**** TASK MATERIAL ****

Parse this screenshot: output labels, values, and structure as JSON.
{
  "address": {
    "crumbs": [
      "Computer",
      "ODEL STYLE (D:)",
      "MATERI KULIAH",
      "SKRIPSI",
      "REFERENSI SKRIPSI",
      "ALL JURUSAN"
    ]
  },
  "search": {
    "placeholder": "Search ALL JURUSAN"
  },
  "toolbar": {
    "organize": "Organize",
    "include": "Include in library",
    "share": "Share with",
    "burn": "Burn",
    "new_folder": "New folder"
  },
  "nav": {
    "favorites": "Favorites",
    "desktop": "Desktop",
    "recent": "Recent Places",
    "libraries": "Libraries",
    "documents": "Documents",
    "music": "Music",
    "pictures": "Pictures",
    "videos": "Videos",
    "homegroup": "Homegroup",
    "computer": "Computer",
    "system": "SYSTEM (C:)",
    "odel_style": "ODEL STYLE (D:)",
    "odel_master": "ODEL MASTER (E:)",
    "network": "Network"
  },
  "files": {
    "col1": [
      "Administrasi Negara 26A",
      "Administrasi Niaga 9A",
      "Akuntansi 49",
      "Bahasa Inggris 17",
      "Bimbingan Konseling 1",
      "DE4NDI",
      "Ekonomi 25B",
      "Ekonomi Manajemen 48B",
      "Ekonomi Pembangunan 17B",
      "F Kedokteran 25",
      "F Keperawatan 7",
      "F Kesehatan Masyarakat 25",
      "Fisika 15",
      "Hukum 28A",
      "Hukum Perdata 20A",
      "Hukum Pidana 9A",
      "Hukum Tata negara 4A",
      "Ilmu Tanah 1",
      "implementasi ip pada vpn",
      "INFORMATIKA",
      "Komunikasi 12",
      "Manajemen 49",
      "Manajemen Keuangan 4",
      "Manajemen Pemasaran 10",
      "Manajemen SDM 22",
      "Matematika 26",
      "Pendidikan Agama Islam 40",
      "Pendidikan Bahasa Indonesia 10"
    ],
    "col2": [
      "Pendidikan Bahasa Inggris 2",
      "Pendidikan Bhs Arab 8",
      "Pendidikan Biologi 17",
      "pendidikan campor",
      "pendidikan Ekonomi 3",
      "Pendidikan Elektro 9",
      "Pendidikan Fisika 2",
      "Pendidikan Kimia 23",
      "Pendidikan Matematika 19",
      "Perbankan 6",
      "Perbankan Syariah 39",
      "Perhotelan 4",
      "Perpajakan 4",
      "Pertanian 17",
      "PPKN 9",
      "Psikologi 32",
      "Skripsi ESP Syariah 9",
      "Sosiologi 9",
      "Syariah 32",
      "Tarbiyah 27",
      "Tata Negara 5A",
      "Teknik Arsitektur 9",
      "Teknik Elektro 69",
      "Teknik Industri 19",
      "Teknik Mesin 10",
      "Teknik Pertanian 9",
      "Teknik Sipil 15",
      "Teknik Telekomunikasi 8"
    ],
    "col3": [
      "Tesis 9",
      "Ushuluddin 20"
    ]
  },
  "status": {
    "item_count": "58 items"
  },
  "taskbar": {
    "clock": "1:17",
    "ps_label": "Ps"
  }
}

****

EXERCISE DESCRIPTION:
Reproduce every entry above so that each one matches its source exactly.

TASK ANSWER:
Parse this screenshot: output labels, values, and structure as JSON.
{
  "address": {
    "crumbs": [
      "Computer",
      "ODEL STYLE (D:)",
      "MATERI KULIAH",
      "SKRIPSI",
      "REFERENSI SKRIPSI",
      "ALL JURUSAN"
    ]
  },
  "search": {
    "placeholder": "Search ALL JURUSAN"
  },
  "toolbar": {
    "organize": "Organize",
    "include": "Include in library",
    "share": "Share with",
    "burn": "Burn",
    "new_folder": "New folder"
  },
  "nav": {
    "favorites": "Favorites",
    "desktop": "Desktop",
    "recent": "Recent Places",
    "libraries": "Libraries",
    "documents": "Documents",
    "music": "Music",
    "pictures": "Pictures",
    "videos": "Videos",
    "homegroup": "Homegroup",
    "computer": "Computer",
    "system": "SYSTEM (C:)",
    "odel_style": "ODEL STYLE (D:)",
    "odel_master": "ODEL MASTER (E:)",
    "network": "Network"
  },
  "files": {
    "col1": [
      "Administrasi Negara 26A",
      "Administrasi Niaga 9A",
      "Akuntansi 49",
      "Bahasa Inggris 17",
      "Bimbingan Konseling 1",
      "DE4NDI",
      "Ekonomi 25B",
      "Ekonomi Manajemen 48B",
      "Ekonomi Pembangunan 17B",
      "F Kedokteran 25",
      "F Keperawatan 7",
      "F Kesehatan Masyarakat 25",
      "Fisika 15",
      "Hukum 28A",
      "Hukum Perdata 20A",
      "Hukum Pidana 9A",
      "Hukum Tata negara 4A",
      "Ilmu Tanah 1",
      "implementasi ip pada vpn",
      "INFORMATIKA",
      "Komunikasi 12",
      "Manajemen 49",
      "Manajemen Keuangan 4",
      "Manajemen Pemasaran 10",
      "Manajemen SDM 22",
      "Matematika 26",
      "Pendidikan Agama Islam 40",
      "Pendidikan Bahasa Indonesia 10"
    ],
    "col2": [
      "Pendidikan Bahasa Inggris 2",
      "Pendidikan Bhs Arab 8",
      "Pendidikan Biologi 17",
      "pendidikan campor",
      "pendidikan Ekonomi 3",
      "Pendidikan Elektro 9",
      "Pendidikan Fisika 2",
      "Pendidikan Kimia 23",
      "Pendidikan Matematika 19",
      "Perbankan 6",
      "Perbankan Syariah 39",
      "Perhotelan 4",
      "Perpajakan 4",
      "Pertanian 17",
      "PPKN 9",
      "Psikologi 32",
      "Skripsi ESP Syariah 9",
      "Sosiologi 9",
      "Syariah 32",
      "Tarbiyah 27",
      "Tata Negara 5A",
      "Teknik Arsitektur 9",
      "Teknik Elektro 69",
      "Teknik Industri 19",
      "Teknik Mesin 10",
      "Teknik Pertanian 9",
      "Teknik Sipil 15",
      "Teknik Telekomunikasi 8"
    ],
    "col3": [
      "Tesis 9",
      "Ushuluddin 20"
    ]
  },
  "status": {
    "item_count": "58 items"
  },
  "taskbar": {
    "clock": "1:17",
    "ps_label": "Ps"
  }
}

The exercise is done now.